“Becoming a nurse felt like a natural next step for me. I had been a full-time carer for my daughter. And before that, I had looked after my uncle towards the end of this battle with Chronic Obstructive Pulmonary Disease.”
It was these two deeply personal experiences that motivated Claire Smith to volunteer as a carer, to enrol at university and begin her pathway towards registration as a nurse with the Nursing and Midwifery Council (NMC).
Claire is a care home nurse from Ayr on the west coast of Scotland. A year into her career as a registered nurse, and as she starts a master’s degree in health studies, she elaborates on why she became a nurse.
“During the time I was caring for my uncle, I witnessed an amazing nursing team work quickly but with so much care and it inspired me to apply to university and to become a nurse,” Claire says.
What nursing means to me
As we celebrate 100 years of professional pride on the anniversary of the Nurses Registration Act 1919, the NMC will be hearing from nurses about what it means to be a nurse. For Claire, it means everything.

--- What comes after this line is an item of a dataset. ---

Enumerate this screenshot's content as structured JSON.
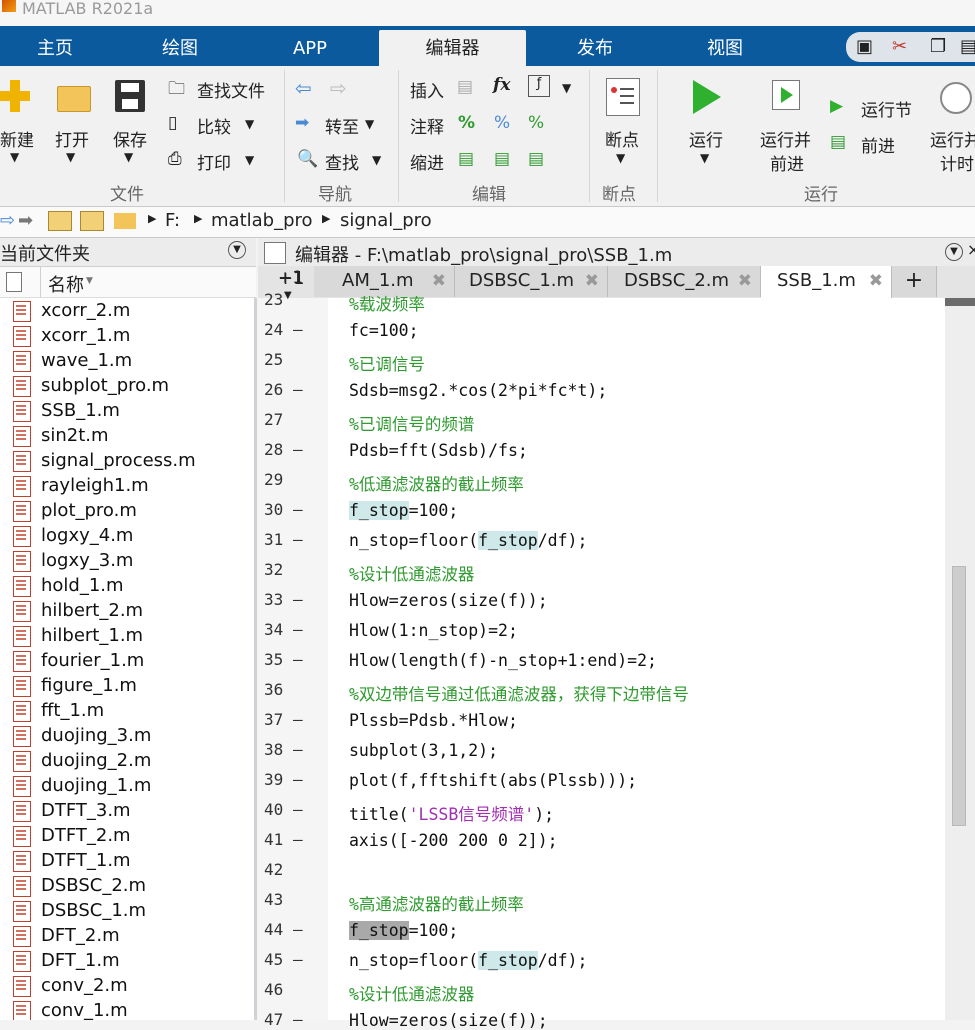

“Becoming a nurse was the best move I’ve made,” Claire says. “To be able to help make a patient’s day better, that may be pain control or something as simple but so important as holding a hand – it’s what makes it all so worthwhile. Nursing means everything to me.”
Having expected to find herself on a hospital ward, Claire’s career took a slightly unexpected turn.
“When I went into nursing, I always thought that I would work in a hospital,” she says. “That changed when I started in the care home I work at in the town of Ayr on the west coast of Scotland. I really value the continuity of the care with the residents.”
For Claire, who’s about to start a master’s degree, excellent nursing means both caring and the continuous quest of learning.
“Nursing is so much about compassion – but we can’t deliver compassion without high standards of care,” she says. “It’s part of what it means to be a nurse. We have to be learning. Always. In a few weeks’ time I begin studying for a masters in health studies.”
Claire will begin her masters, which is a distance learning course that she’ll undertake as she continues her full-time job at the care home, with a module in public health, a subject she’s especially interested in.
“There’s so much happening in public health right now – so many new challenges that come from the population living longer. It’s [the master’s degree] going to help me to continue to grow, to learn and, ultimately, to improve the care I can provide to my residents. I can’t wait to get started.”
Pride in her profession
Nursing is one of the most trusted professions in the UK and nurses feel a deep sense of pride. Claire’s proudest moment in her first year of nursing provides an insight into the kind of experiences that shape nurses.
“I’ve been a nurse for almost a year,” Claire says. “In that time, my proudest experience is also one that was really difficult – the first time I provided palliative care for my patient. Giving high-quality care means so much to a family who are losing someone. I was so humbled to learn from my manager that the family had invited me to the funeral of their loved one after her passing. And to hear from them what the care I was giving meant for them.”